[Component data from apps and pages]
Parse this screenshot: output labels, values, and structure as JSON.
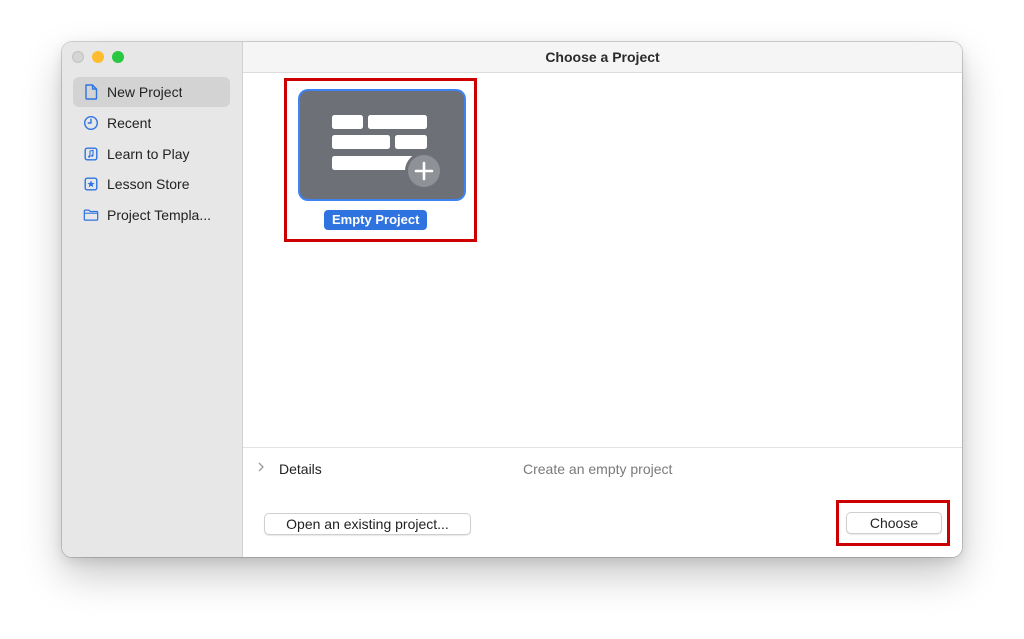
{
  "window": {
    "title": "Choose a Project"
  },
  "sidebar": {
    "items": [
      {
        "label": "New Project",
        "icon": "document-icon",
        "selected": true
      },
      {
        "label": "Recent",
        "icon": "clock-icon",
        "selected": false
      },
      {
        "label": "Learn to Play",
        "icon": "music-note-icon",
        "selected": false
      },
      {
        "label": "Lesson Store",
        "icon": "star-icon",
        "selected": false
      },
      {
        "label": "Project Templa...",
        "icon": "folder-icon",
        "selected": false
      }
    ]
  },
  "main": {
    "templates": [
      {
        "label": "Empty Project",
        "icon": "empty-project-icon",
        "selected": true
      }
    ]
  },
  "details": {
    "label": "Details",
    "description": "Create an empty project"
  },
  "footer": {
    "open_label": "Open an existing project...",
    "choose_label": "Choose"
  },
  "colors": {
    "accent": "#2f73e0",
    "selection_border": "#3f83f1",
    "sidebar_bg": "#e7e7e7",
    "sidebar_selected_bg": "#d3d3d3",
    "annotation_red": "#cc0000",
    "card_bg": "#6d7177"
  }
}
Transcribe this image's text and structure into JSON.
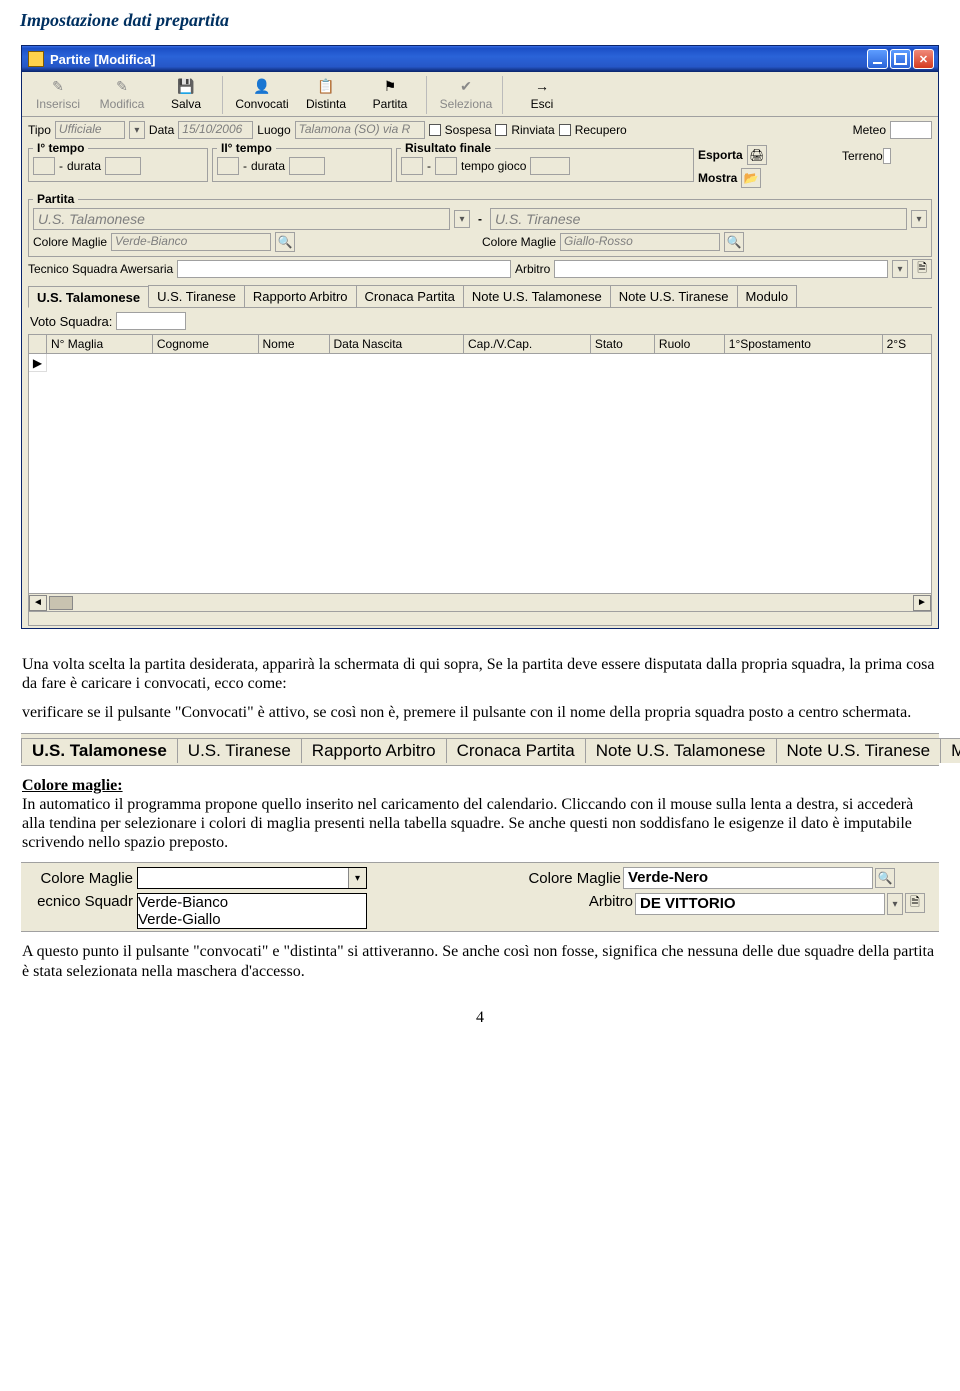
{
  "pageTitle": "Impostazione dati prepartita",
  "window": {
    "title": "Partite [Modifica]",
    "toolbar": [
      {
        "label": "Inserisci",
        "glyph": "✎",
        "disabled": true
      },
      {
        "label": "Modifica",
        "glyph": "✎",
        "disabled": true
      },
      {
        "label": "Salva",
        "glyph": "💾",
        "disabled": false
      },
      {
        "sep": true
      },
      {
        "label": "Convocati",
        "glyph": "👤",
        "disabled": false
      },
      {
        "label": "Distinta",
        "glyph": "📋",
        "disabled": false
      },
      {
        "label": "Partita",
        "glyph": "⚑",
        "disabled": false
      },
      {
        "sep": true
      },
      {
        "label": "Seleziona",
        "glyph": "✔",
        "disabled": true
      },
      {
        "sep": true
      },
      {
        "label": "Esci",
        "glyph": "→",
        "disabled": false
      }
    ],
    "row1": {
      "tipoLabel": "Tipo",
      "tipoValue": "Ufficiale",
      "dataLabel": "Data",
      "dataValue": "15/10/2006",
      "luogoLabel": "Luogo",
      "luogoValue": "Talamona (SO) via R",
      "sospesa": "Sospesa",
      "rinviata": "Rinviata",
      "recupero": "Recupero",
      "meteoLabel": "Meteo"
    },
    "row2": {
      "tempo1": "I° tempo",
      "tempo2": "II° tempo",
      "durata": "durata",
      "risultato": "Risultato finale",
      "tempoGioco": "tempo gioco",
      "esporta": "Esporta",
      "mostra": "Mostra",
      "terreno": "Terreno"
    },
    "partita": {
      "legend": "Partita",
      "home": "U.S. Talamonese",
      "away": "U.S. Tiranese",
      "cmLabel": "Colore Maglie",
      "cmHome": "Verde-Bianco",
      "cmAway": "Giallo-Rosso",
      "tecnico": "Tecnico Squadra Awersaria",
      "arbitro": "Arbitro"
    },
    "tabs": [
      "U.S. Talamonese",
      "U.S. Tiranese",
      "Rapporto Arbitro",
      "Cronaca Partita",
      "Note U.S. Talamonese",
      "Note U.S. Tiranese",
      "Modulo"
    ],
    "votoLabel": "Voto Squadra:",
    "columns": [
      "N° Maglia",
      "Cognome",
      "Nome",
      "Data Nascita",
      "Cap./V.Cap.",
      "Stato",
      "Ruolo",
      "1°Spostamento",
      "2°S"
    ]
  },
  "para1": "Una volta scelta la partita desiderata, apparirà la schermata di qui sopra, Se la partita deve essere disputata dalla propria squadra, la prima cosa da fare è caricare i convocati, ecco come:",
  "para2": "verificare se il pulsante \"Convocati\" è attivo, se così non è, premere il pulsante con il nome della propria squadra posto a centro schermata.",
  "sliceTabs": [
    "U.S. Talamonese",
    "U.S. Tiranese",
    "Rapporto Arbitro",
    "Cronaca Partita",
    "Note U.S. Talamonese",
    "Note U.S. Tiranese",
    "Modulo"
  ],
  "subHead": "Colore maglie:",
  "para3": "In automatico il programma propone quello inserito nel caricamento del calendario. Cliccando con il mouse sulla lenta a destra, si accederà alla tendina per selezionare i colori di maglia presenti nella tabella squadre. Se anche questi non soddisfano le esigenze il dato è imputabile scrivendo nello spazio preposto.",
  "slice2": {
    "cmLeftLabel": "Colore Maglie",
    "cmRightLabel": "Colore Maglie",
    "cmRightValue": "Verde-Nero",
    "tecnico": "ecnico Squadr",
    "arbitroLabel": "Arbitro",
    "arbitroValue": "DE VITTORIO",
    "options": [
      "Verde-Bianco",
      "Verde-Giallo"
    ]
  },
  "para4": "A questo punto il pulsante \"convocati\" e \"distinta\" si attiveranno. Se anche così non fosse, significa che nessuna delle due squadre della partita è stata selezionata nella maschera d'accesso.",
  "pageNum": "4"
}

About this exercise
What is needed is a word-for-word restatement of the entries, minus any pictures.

Response to the exercise
Parse this screenshot: output labels, values, and structure as JSON.
{
  "window": {
    "title": "Choose a Project"
  },
  "sidebar": {
    "items": [
      {
        "label": "New Project",
        "icon": "document-icon",
        "selected": true
      },
      {
        "label": "Recent",
        "icon": "clock-icon",
        "selected": false
      },
      {
        "label": "Learn to Play",
        "icon": "music-note-icon",
        "selected": false
      },
      {
        "label": "Lesson Store",
        "icon": "star-icon",
        "selected": false
      },
      {
        "label": "Project Templa...",
        "icon": "folder-icon",
        "selected": false
      }
    ]
  },
  "main": {
    "templates": [
      {
        "label": "Empty Project",
        "icon": "empty-project-icon",
        "selected": true
      }
    ]
  },
  "details": {
    "label": "Details",
    "description": "Create an empty project"
  },
  "footer": {
    "open_label": "Open an existing project...",
    "choose_label": "Choose"
  },
  "colors": {
    "accent": "#2f73e0",
    "selection_border": "#3f83f1",
    "sidebar_bg": "#e7e7e7",
    "sidebar_selected_bg": "#d3d3d3",
    "annotation_red": "#cc0000",
    "card_bg": "#6d7177"
  }
}
Transcribe this image's text and structure into JSON.
{
  "pageTitle": "Impostazione dati prepartita",
  "window": {
    "title": "Partite [Modifica]",
    "toolbar": [
      {
        "label": "Inserisci",
        "glyph": "✎",
        "disabled": true
      },
      {
        "label": "Modifica",
        "glyph": "✎",
        "disabled": true
      },
      {
        "label": "Salva",
        "glyph": "💾",
        "disabled": false
      },
      {
        "sep": true
      },
      {
        "label": "Convocati",
        "glyph": "👤",
        "disabled": false
      },
      {
        "label": "Distinta",
        "glyph": "📋",
        "disabled": false
      },
      {
        "label": "Partita",
        "glyph": "⚑",
        "disabled": false
      },
      {
        "sep": true
      },
      {
        "label": "Seleziona",
        "glyph": "✔",
        "disabled": true
      },
      {
        "sep": true
      },
      {
        "label": "Esci",
        "glyph": "→",
        "disabled": false
      }
    ],
    "row1": {
      "tipoLabel": "Tipo",
      "tipoValue": "Ufficiale",
      "dataLabel": "Data",
      "dataValue": "15/10/2006",
      "luogoLabel": "Luogo",
      "luogoValue": "Talamona (SO) via R",
      "sospesa": "Sospesa",
      "rinviata": "Rinviata",
      "recupero": "Recupero",
      "meteoLabel": "Meteo"
    },
    "row2": {
      "tempo1": "I° tempo",
      "tempo2": "II° tempo",
      "durata": "durata",
      "risultato": "Risultato finale",
      "tempoGioco": "tempo gioco",
      "esporta": "Esporta",
      "mostra": "Mostra",
      "terreno": "Terreno"
    },
    "partita": {
      "legend": "Partita",
      "home": "U.S. Talamonese",
      "away": "U.S. Tiranese",
      "cmLabel": "Colore Maglie",
      "cmHome": "Verde-Bianco",
      "cmAway": "Giallo-Rosso",
      "tecnico": "Tecnico Squadra Awersaria",
      "arbitro": "Arbitro"
    },
    "tabs": [
      "U.S. Talamonese",
      "U.S. Tiranese",
      "Rapporto Arbitro",
      "Cronaca Partita",
      "Note U.S. Talamonese",
      "Note U.S. Tiranese",
      "Modulo"
    ],
    "votoLabel": "Voto Squadra:",
    "columns": [
      "N° Maglia",
      "Cognome",
      "Nome",
      "Data Nascita",
      "Cap./V.Cap.",
      "Stato",
      "Ruolo",
      "1°Spostamento",
      "2°S"
    ]
  },
  "para1": "Una volta scelta la partita desiderata, apparirà la schermata di qui sopra, Se la partita deve essere disputata dalla propria squadra, la prima cosa da fare è caricare i convocati, ecco come:",
  "para2": "verificare se il pulsante \"Convocati\" è attivo, se così non è, premere il pulsante con il nome della propria squadra posto a centro schermata.",
  "sliceTabs": [
    "U.S. Talamonese",
    "U.S. Tiranese",
    "Rapporto Arbitro",
    "Cronaca Partita",
    "Note U.S. Talamonese",
    "Note U.S. Tiranese",
    "Modulo"
  ],
  "subHead": "Colore maglie:",
  "para3": "In automatico il programma propone quello inserito nel caricamento del calendario. Cliccando con il mouse sulla lenta a destra, si accederà alla tendina per selezionare i colori di maglia presenti nella tabella squadre. Se anche questi non soddisfano le esigenze il dato è imputabile scrivendo nello spazio preposto.",
  "slice2": {
    "cmLeftLabel": "Colore Maglie",
    "cmRightLabel": "Colore Maglie",
    "cmRightValue": "Verde-Nero",
    "tecnico": "ecnico Squadr",
    "arbitroLabel": "Arbitro",
    "arbitroValue": "DE VITTORIO",
    "options": [
      "Verde-Bianco",
      "Verde-Giallo"
    ]
  },
  "para4": "A questo punto il pulsante \"convocati\" e \"distinta\" si attiveranno. Se anche così non fosse, significa che nessuna delle due squadre della partita è stata selezionata nella maschera d'accesso.",
  "pageNum": "4"
}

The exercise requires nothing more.